> INSTRUCTIONS FOR THE TASK:
Scan the entries that follow and copy out every line containing "rétegek".

Excerpts from an interface dataset
◆ ◆ ◆

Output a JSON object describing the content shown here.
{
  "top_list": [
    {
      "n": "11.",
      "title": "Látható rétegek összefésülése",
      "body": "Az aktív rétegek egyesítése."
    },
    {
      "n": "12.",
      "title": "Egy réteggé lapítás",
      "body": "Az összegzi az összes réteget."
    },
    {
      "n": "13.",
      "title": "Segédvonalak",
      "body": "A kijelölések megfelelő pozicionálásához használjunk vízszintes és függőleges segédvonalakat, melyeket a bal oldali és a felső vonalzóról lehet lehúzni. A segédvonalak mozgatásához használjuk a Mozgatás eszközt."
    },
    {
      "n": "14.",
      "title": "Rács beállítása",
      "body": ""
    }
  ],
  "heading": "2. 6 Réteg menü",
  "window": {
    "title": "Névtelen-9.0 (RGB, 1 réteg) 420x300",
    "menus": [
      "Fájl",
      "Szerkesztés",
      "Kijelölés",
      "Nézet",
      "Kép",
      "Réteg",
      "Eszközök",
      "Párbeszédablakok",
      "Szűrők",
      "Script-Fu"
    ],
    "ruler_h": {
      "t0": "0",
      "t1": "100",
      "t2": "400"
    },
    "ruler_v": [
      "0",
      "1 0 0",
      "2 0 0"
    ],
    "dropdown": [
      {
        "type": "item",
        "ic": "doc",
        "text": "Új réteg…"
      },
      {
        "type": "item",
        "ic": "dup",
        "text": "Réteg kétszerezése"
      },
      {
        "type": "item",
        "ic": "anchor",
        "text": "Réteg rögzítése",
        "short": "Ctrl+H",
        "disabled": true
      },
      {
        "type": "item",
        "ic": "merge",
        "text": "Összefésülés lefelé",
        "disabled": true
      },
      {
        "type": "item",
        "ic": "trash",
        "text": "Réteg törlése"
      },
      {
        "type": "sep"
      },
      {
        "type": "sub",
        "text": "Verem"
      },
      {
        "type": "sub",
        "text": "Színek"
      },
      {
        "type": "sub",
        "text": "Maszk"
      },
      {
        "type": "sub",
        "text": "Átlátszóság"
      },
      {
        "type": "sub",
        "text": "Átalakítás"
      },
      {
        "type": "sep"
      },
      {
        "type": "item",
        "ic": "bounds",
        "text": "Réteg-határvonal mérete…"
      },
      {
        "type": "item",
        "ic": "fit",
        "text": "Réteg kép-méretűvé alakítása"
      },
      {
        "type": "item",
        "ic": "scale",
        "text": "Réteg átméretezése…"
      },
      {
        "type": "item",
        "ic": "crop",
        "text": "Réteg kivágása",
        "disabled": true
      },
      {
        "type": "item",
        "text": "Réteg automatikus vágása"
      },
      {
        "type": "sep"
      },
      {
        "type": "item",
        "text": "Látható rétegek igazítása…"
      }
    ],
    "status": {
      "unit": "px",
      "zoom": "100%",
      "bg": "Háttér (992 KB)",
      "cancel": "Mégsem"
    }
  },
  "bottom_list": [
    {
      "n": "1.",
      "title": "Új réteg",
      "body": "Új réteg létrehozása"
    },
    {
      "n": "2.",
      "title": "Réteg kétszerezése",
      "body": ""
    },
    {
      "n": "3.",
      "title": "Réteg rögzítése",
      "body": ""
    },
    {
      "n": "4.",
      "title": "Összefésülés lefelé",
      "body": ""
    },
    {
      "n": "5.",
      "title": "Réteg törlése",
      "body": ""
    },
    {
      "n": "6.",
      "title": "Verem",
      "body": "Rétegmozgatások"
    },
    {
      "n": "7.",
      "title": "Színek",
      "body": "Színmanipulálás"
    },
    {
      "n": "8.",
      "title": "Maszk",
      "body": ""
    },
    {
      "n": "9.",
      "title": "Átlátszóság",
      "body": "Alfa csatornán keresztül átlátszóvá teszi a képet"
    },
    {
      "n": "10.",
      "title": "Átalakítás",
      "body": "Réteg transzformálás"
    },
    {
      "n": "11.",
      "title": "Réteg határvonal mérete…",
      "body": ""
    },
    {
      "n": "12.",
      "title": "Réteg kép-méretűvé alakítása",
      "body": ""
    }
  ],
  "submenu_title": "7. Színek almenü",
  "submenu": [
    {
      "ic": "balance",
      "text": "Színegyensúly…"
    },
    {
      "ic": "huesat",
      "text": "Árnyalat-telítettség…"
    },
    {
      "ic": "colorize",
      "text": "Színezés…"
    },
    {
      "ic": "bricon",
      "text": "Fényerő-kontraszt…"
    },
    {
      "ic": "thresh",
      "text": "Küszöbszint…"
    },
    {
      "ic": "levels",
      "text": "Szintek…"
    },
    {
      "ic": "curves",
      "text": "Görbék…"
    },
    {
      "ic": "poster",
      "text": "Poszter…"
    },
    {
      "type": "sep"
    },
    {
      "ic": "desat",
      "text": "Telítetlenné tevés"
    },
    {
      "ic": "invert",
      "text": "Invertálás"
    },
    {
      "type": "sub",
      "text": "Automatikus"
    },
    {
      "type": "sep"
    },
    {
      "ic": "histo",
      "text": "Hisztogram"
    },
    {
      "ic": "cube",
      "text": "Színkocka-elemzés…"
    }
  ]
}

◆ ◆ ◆

> ANSWER TO THE PROBLEM:
      "title": "Látható rétegek összefésülése",
      "body": "Az aktív rétegek egyesítése."
        "text": "Látható rétegek igazítása…"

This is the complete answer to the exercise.